All three of their children expressed concern over their parents loosing their home (even though there was no equity left in it), and were deeply worried about how declaring bankruptcy would affect their parents’ self esteem. They made it very clear to Bob and Susan that they were able and willing to continue paying the mortgages for as long as it took.
Susan and Bob set up an appointment at David Sklar & Associates to explore their options.
They met with Jackie Stanley, an experienced and caring Estate Administrator, who reviewed their finances and options. Bob and Susan were delighted to discover that they might be able to file a consumer proposal, which, if accepted, would stop the collection calls, enable them to keep their home (as long as the mortgage payments continued to be paid), pay off a portion of their unsecured debt – and avoid bankruptcy.

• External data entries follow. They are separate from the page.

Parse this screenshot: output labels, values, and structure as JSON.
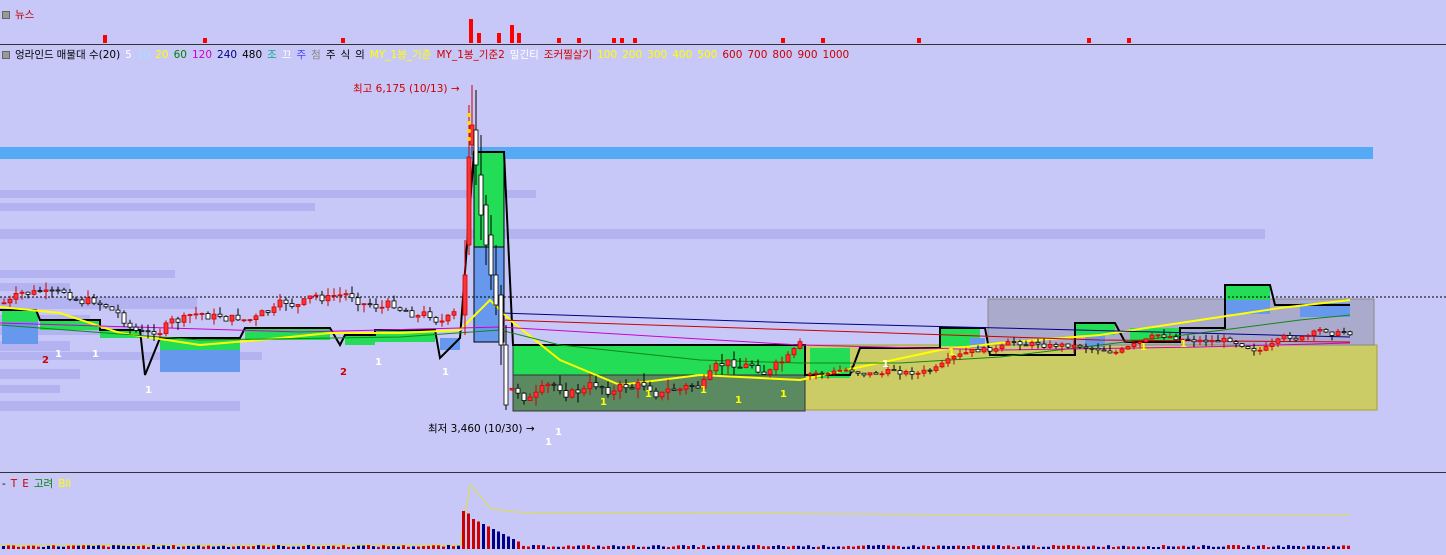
{
  "news_panel": {
    "title": "뉴스",
    "color": "#ff0000",
    "bars": [
      [
        103,
        8
      ],
      [
        203,
        5
      ],
      [
        341,
        5
      ],
      [
        469,
        24
      ],
      [
        477,
        10
      ],
      [
        497,
        10
      ],
      [
        510,
        18
      ],
      [
        517,
        10
      ],
      [
        557,
        5
      ],
      [
        577,
        5
      ],
      [
        612,
        5
      ],
      [
        620,
        5
      ],
      [
        633,
        5
      ],
      [
        781,
        5
      ],
      [
        821,
        5
      ],
      [
        917,
        5
      ],
      [
        1087,
        5
      ],
      [
        1127,
        5
      ]
    ]
  },
  "price_legend": {
    "items": [
      {
        "text": "매물대 수(20)",
        "color": "#000000"
      },
      {
        "text": "5",
        "color": "#ffffff"
      },
      {
        "text": "10",
        "color": "#aaddff"
      },
      {
        "text": "20",
        "color": "#ffff00"
      },
      {
        "text": "60",
        "color": "#008000"
      },
      {
        "text": "120",
        "color": "#cc00cc"
      },
      {
        "text": "240",
        "color": "#000080"
      },
      {
        "text": "480",
        "color": "#000000"
      },
      {
        "text": "조",
        "color": "#00aa88"
      },
      {
        "text": "끄",
        "color": "#ffffff"
      },
      {
        "text": "주",
        "color": "#4444ff"
      },
      {
        "text": "첨",
        "color": "#888888"
      },
      {
        "text": "주",
        "color": "#000000"
      },
      {
        "text": "식",
        "color": "#000000"
      },
      {
        "text": "의",
        "color": "#000000"
      },
      {
        "text": "MY_1봉_기준",
        "color": "#ffff00"
      },
      {
        "text": "MY_1봉_기준2",
        "color": "#cc0000"
      },
      {
        "text": "밀긴티",
        "color": "#ffffff"
      },
      {
        "text": "조커찔살기",
        "color": "#cc0000"
      },
      {
        "text": "100",
        "color": "#ffff00"
      },
      {
        "text": "200",
        "color": "#ffff00"
      },
      {
        "text": "300",
        "color": "#ffff00"
      },
      {
        "text": "400",
        "color": "#ffff00"
      },
      {
        "text": "500",
        "color": "#ffff00"
      },
      {
        "text": "600",
        "color": "#cc0000"
      },
      {
        "text": "700",
        "color": "#cc0000"
      },
      {
        "text": "800",
        "color": "#cc0000"
      },
      {
        "text": "900",
        "color": "#cc0000"
      },
      {
        "text": "1000",
        "color": "#cc0000"
      }
    ],
    "prefix": "엉라인드"
  },
  "chart_data": {
    "type": "candlestick",
    "title": "",
    "annotations": {
      "high_label": "최고 6,175 (10/13)",
      "low_label": "최저 3,460 (10/30)"
    },
    "high": 6175,
    "low": 3460,
    "series": [
      {
        "name": "20",
        "color": "#ffff00"
      },
      {
        "name": "60",
        "color": "#008000"
      },
      {
        "name": "120",
        "color": "#cc00cc"
      },
      {
        "name": "240",
        "color": "#000080"
      }
    ],
    "markers": [
      {
        "text": "2",
        "color": "#cc0000"
      },
      {
        "text": "1",
        "color": "#ffffff"
      },
      {
        "text": "1",
        "color": "#ffffff"
      },
      {
        "text": "1",
        "color": "#ffffff"
      },
      {
        "text": "2",
        "color": "#cc0000"
      },
      {
        "text": "1",
        "color": "#ffffff"
      },
      {
        "text": "1",
        "color": "#ffffff"
      },
      {
        "text": "1",
        "color": "#ffffff"
      },
      {
        "text": "1",
        "color": "#ffffff"
      },
      {
        "text": "1",
        "color": "#ffff00"
      },
      {
        "text": "1",
        "color": "#ffff00"
      },
      {
        "text": "1",
        "color": "#ffff00"
      },
      {
        "text": "1",
        "color": "#ffff00"
      },
      {
        "text": "1",
        "color": "#ffff00"
      },
      {
        "text": "1",
        "color": "#ffffff"
      },
      {
        "text": "1",
        "color": "#ffff00"
      },
      {
        "text": "1",
        "color": "#ffff00"
      },
      {
        "text": "1",
        "color": "#ffff00"
      }
    ]
  },
  "volume_legend": {
    "items": [
      {
        "text": "-",
        "color": "#000000"
      },
      {
        "text": "T",
        "color": "#cc0000"
      },
      {
        "text": "E",
        "color": "#cc0000"
      },
      {
        "text": "고려",
        "color": "#008800"
      },
      {
        "text": "Bll",
        "color": "#ffff00"
      }
    ]
  }
}
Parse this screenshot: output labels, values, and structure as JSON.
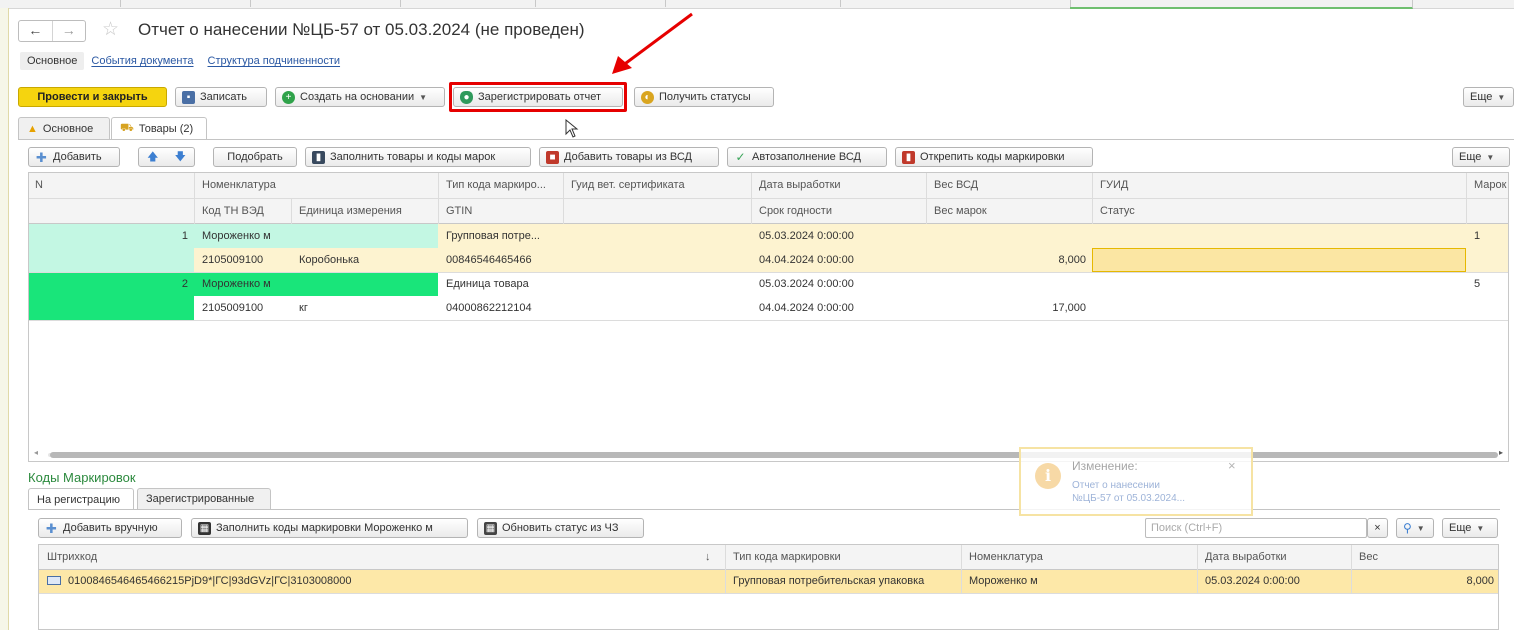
{
  "window": {
    "title": "Отчет о нанесении №ЦБ-57 от 05.03.2024 (не проведен)",
    "nav_back": "←",
    "nav_forward": "→",
    "favorite_icon": "star-icon"
  },
  "sublinks": [
    "Основное",
    "События документа",
    "Структура подчиненности"
  ],
  "toolbar": {
    "post_close": "Провести и закрыть",
    "save": "Записать",
    "create_based": "Создать на основании",
    "register_report": "Зарегистрировать отчет",
    "get_statuses": "Получить статусы",
    "more": "Еще"
  },
  "tabs": {
    "main": "Основное",
    "goods": "Товары (2)"
  },
  "goods_toolbar": {
    "add": "Добавить",
    "pick": "Подобрать",
    "fill_goods_codes": "Заполнить товары и коды марок",
    "add_goods_vsd": "Добавить товары из ВСД",
    "autofill_vsd": "Автозаполнение ВСД",
    "unpin_codes": "Открепить коды маркировки",
    "more": "Еще"
  },
  "goods_table": {
    "headers_row1": [
      "N",
      "Номенклатура",
      "Тип кода маркиро...",
      "Гуид вет. сертификата",
      "Дата выработки",
      "Вес ВСД",
      "ГУИД",
      "Марок"
    ],
    "headers_row2": [
      "Код ТН ВЭД",
      "Единица измерения",
      "GTIN",
      "Срок годности",
      "Вес марок",
      "Статус"
    ],
    "rows": [
      {
        "n": "1",
        "nomenclature": "Мороженко м",
        "code_type": "Групповая потре...",
        "prod_date": "05.03.2024 0:00:00",
        "marks": "1",
        "tnved": "2105009100",
        "unit": "Коробонька",
        "gtin": "00846546465466",
        "expiry": "04.04.2024 0:00:00",
        "weight_marks": "8,000"
      },
      {
        "n": "2",
        "nomenclature": "Мороженко м",
        "code_type": "Единица товара",
        "prod_date": "05.03.2024 0:00:00",
        "marks": "5",
        "tnved": "2105009100",
        "unit": "кг",
        "gtin": "04000862212104",
        "expiry": "04.04.2024 0:00:00",
        "weight_marks": "17,000"
      }
    ]
  },
  "codes_section": {
    "title": "Коды Маркировок",
    "tab_pending": "На регистрацию",
    "tab_registered": "Зарегистрированные",
    "add_manual": "Добавить вручную",
    "fill_codes": "Заполнить коды маркировки Мороженко м",
    "update_status": "Обновить статус из ЧЗ",
    "search_placeholder": "Поиск (Ctrl+F)",
    "clear": "×",
    "more": "Еще",
    "headers": [
      "Штрихкод",
      "↓",
      "Тип кода маркировки",
      "Номенклатура",
      "Дата выработки",
      "Вес"
    ],
    "rows": [
      {
        "barcode": "0100846546465466215PjD9*|ГС|93dGVz|ГС|3103008000",
        "code_type": "Групповая потребительская упаковка",
        "nomenclature": "Мороженко м",
        "prod_date": "05.03.2024 0:00:00",
        "weight": "8,000"
      }
    ]
  },
  "notification": {
    "title": "Изменение:",
    "line1": "Отчет о нанесении",
    "line2": "№ЦБ-57 от 05.03.2024...",
    "close": "×"
  },
  "colors": {
    "accent_yellow": "#f5d40f",
    "highlight_red": "#e60000",
    "row_yellow": "#fdf3d0",
    "row_green_light": "#c3f7e3",
    "row_green_bright": "#19e57a",
    "section_green": "#2c8a3e"
  }
}
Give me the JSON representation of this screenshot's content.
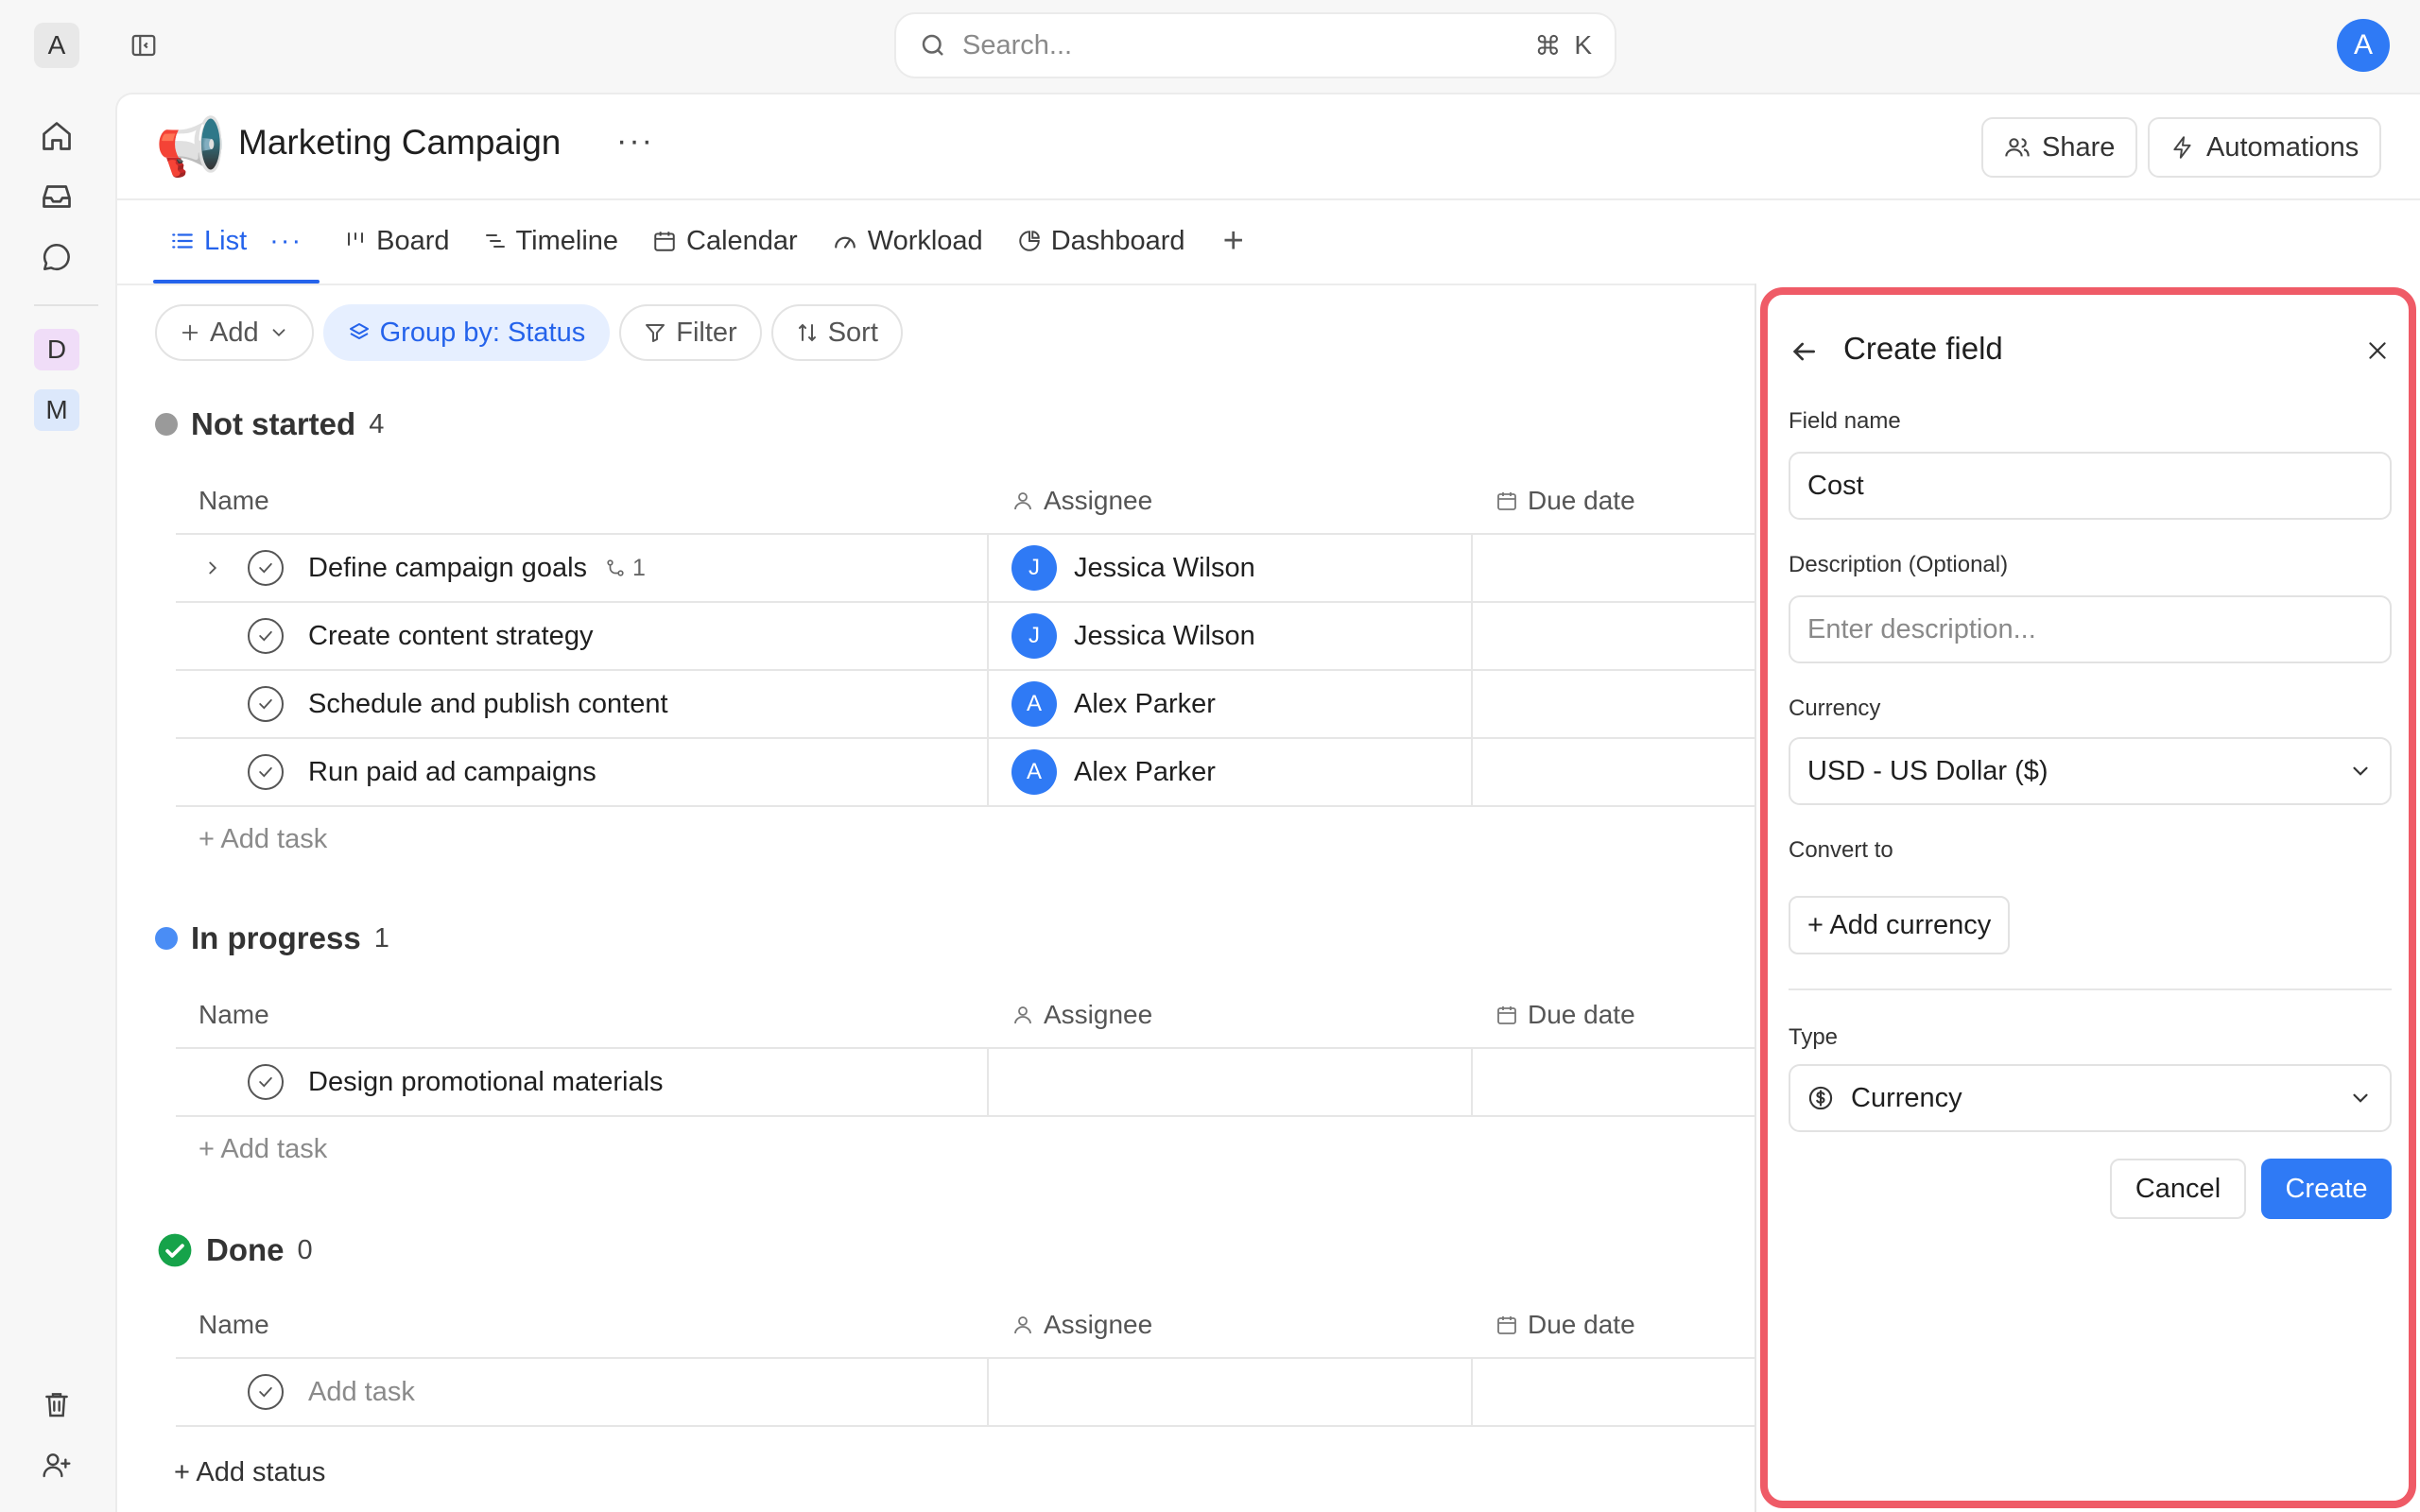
{
  "rail": {
    "logo_letter": "A",
    "workspaces": [
      {
        "letter": "D",
        "color": "#f0ddf8"
      },
      {
        "letter": "M",
        "color": "#dce8fb"
      }
    ]
  },
  "search": {
    "placeholder": "Search...",
    "shortcut_cmd": "⌘",
    "shortcut_key": "K"
  },
  "user": {
    "avatar_letter": "A"
  },
  "project": {
    "emoji": "📢",
    "title": "Marketing Campaign",
    "more": "···",
    "share_label": "Share",
    "automations_label": "Automations"
  },
  "tabs": {
    "list": "List",
    "list_more": "···",
    "board": "Board",
    "timeline": "Timeline",
    "calendar": "Calendar",
    "workload": "Workload",
    "dashboard": "Dashboard",
    "add": "+"
  },
  "toolbar": {
    "add": "Add",
    "group_by": "Group by: Status",
    "filter": "Filter",
    "sort": "Sort"
  },
  "columns": {
    "name": "Name",
    "assignee": "Assignee",
    "due": "Due date"
  },
  "groups": {
    "not_started": {
      "title": "Not started",
      "count": "4",
      "color": "#9a9a9a",
      "rows": [
        {
          "name": "Define campaign goals",
          "subtasks": "1",
          "assignee": "Jessica Wilson",
          "initial": "J"
        },
        {
          "name": "Create content strategy",
          "assignee": "Jessica Wilson",
          "initial": "J"
        },
        {
          "name": "Schedule and publish content",
          "assignee": "Alex Parker",
          "initial": "A"
        },
        {
          "name": "Run paid ad campaigns",
          "assignee": "Alex Parker",
          "initial": "A"
        }
      ],
      "add_task": "+ Add task"
    },
    "in_progress": {
      "title": "In progress",
      "count": "1",
      "color": "#4a8df5",
      "rows": [
        {
          "name": "Design promotional materials"
        }
      ],
      "add_task": "+ Add task"
    },
    "done": {
      "title": "Done",
      "count": "0",
      "color": "#16a34a",
      "placeholder": "Add task"
    }
  },
  "add_status": "+ Add status",
  "drawer": {
    "title": "Create field",
    "field_name_label": "Field name",
    "field_name_value": "Cost",
    "description_label": "Description (Optional)",
    "description_placeholder": "Enter description...",
    "currency_label": "Currency",
    "currency_value": "USD - US Dollar ($)",
    "convert_label": "Convert to",
    "add_currency": "+ Add currency",
    "type_label": "Type",
    "type_value": "Currency",
    "cancel": "Cancel",
    "create": "Create",
    "highlight_color": "#ef5b67",
    "accent_color": "#2f7af5"
  }
}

At the time of the meeting they had no assets beyond the basic exemptions, had a monthly net income of $2,000 from insurance, and had the following unsecured debt:
|Line of Credit:||$21,500|
|Total Unsecured Debts:||$63,350|
They reviewed their options with the trustee and decided to make a consumer proposal to their creditors. They offered to repay a portion of their $63,000 of unsecured debt in 60 monthly payments of $335. Their offer was accepted by their unsecured creditors.
One year into their consumer proposal, Susan was able to return to work and take over the mortgages payments from their children. Bob eventually found part-time work that enabled them to speed up the repayment of the proposal.
Being able to avoid bankruptcy and stop the collection calls, made a major difference to both Susan’s and Bob’s ability to cope and get on with their lives.
To protect our clients’ privacy, aspects of this case study have been altered